** Opening Data for this task block **

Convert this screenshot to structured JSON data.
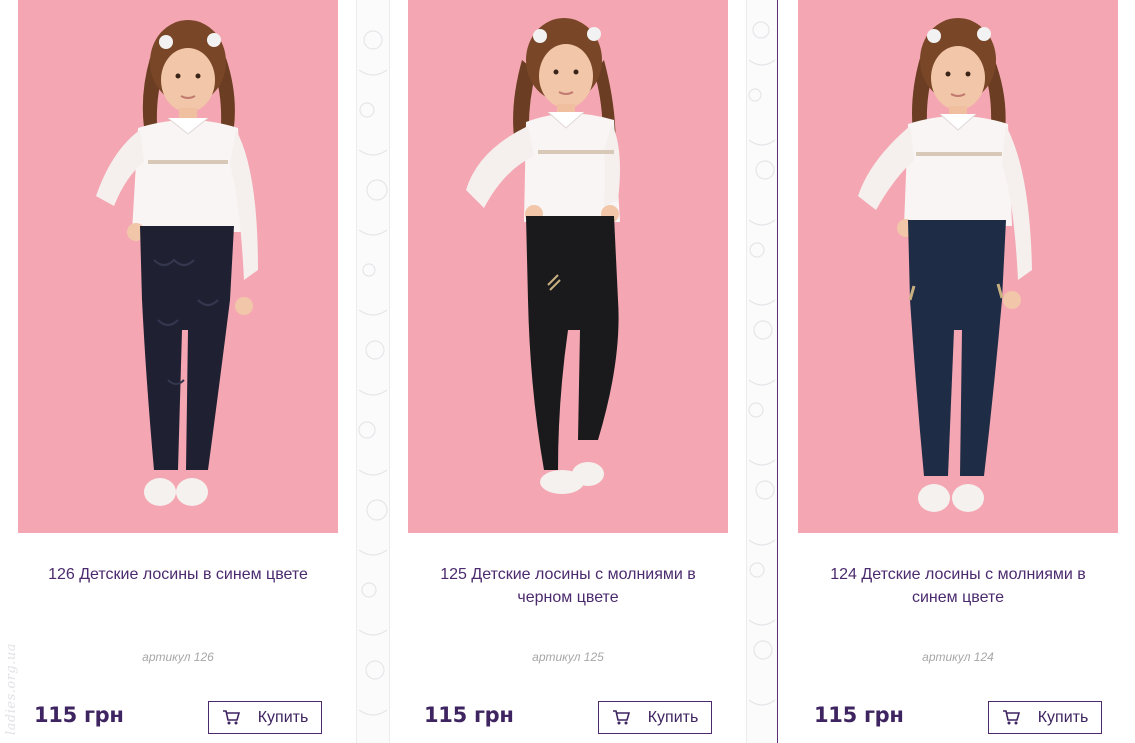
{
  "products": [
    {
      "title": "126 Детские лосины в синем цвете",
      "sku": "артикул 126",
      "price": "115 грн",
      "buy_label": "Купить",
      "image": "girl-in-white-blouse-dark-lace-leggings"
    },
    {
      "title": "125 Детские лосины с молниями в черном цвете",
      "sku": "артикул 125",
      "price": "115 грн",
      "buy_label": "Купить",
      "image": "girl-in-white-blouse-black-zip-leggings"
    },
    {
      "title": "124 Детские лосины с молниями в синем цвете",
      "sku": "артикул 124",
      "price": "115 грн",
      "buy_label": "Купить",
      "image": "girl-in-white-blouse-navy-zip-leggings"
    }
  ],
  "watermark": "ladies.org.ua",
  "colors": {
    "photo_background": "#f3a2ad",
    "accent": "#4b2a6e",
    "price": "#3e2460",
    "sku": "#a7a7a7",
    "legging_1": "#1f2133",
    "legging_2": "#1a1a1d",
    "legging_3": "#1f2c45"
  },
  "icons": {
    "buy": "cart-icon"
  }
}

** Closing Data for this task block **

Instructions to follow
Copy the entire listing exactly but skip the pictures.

Answer to this task
Convert this screenshot to structured JSON data.
{
  "products": [
    {
      "title": "126 Детские лосины в синем цвете",
      "sku": "артикул 126",
      "price": "115 грн",
      "buy_label": "Купить",
      "image": "girl-in-white-blouse-dark-lace-leggings"
    },
    {
      "title": "125 Детские лосины с молниями в черном цвете",
      "sku": "артикул 125",
      "price": "115 грн",
      "buy_label": "Купить",
      "image": "girl-in-white-blouse-black-zip-leggings"
    },
    {
      "title": "124 Детские лосины с молниями в синем цвете",
      "sku": "артикул 124",
      "price": "115 грн",
      "buy_label": "Купить",
      "image": "girl-in-white-blouse-navy-zip-leggings"
    }
  ],
  "watermark": "ladies.org.ua",
  "colors": {
    "photo_background": "#f3a2ad",
    "accent": "#4b2a6e",
    "price": "#3e2460",
    "sku": "#a7a7a7",
    "legging_1": "#1f2133",
    "legging_2": "#1a1a1d",
    "legging_3": "#1f2c45"
  },
  "icons": {
    "buy": "cart-icon"
  }
}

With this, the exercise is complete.